In 1348 the Bubonic Plague infested the city, killing the majority of its inhabitants.........
End of Prolog
It is not know exactly when the original Arabic name Gazza devolved to the common modern name Gaza.
Today, the municipality of
All the current Mantegazzas of the world are decendants of the original French Mant de Gazza commune.
Our bloodlines could be a mix of Philistines, Greeks, Romans, Canaanites, Phoenicians, Jews, Egyptians, Persians, and Bedouin whether we like it or not.

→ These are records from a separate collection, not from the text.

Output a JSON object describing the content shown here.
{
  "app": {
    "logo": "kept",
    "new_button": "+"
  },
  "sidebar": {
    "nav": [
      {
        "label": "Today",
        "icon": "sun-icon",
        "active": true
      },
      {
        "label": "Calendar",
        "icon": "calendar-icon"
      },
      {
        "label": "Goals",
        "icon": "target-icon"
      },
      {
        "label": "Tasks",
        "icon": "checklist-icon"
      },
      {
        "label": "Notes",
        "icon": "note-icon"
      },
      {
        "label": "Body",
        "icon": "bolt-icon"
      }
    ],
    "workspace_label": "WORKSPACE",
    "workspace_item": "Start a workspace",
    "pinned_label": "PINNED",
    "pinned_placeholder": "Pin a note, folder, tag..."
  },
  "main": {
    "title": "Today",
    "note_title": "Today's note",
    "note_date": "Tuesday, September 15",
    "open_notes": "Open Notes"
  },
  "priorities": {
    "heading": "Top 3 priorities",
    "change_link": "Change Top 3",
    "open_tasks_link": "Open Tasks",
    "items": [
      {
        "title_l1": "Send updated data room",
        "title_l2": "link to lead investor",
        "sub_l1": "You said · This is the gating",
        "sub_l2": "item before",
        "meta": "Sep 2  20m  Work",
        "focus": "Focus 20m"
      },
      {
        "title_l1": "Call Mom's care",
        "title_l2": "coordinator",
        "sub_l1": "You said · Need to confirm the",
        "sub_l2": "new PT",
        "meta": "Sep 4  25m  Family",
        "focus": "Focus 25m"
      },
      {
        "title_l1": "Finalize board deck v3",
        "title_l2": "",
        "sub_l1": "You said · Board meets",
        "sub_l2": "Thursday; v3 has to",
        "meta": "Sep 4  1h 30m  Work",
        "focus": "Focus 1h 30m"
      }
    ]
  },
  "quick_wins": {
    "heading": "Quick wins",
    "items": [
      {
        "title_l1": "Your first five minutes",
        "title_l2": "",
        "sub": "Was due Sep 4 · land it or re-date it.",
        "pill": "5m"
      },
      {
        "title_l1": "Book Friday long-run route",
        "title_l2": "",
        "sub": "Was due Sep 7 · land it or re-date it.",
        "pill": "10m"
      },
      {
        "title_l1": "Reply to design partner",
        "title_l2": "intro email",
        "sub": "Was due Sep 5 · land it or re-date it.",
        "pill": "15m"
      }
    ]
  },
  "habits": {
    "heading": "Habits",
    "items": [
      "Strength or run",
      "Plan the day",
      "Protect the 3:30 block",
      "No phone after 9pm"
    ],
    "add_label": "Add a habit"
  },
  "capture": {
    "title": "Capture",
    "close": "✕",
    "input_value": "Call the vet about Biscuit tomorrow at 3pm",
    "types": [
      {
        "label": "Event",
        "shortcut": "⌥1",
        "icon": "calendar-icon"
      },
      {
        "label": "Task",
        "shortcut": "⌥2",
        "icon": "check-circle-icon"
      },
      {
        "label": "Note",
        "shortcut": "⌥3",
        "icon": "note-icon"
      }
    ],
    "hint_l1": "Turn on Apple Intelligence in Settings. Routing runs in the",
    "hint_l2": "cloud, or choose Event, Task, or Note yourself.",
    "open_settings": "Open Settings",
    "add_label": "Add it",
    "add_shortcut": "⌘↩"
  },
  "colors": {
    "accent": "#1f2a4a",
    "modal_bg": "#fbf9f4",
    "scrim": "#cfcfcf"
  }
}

So if you are wondering why you are so smart, or curious, or hostile, or ambitious or just plain lazy, you know where you get it from.
|THE MANTEGAZZA FAMILY TREE|
|Famous or well known Mantegazza's|
Michele Mantegazza 1417-1432 Bishop of|
Diocese of Alessandria Della Paglia
Cristoforo Mantegazza (c. 1430 ? 1482)
was an Italian sculptor who was active
from 1464. He was born in Pavia.
Italian Early Renaissance Sculptor
from 1625 - ?
Domenico and Pietro Mantegazza
violin makers and restorers
1831-1910 neurologist, writer,
Mantegazza Cheese Producers
1930 Luigi and Federico Dairy in
Caidate Di Sumirago near Varese
married his first cousin film star
Greta Scacci. Their son Matteo
Mantegazza born 1997
Dr. AR Mantegazza
medical research still active as
played pro-football 1952-2006
Carlo Maria Mantegazza
2003 winner of the Bartolozzi
prize, given to an Italian
mathematician under the age of 35
Dr. Massimo Mantegazza
molecular neuron studies
research lecturer at
University of Milan, Bicocca
wedding photographer, Milan
retailer of sewing machines, Milan
Elena Maria Mantegazza
nutritionist, Sydney Australia
Antonio, Sergio and Geo
Mantegazza founders of
Globus family of Brands Tour Travel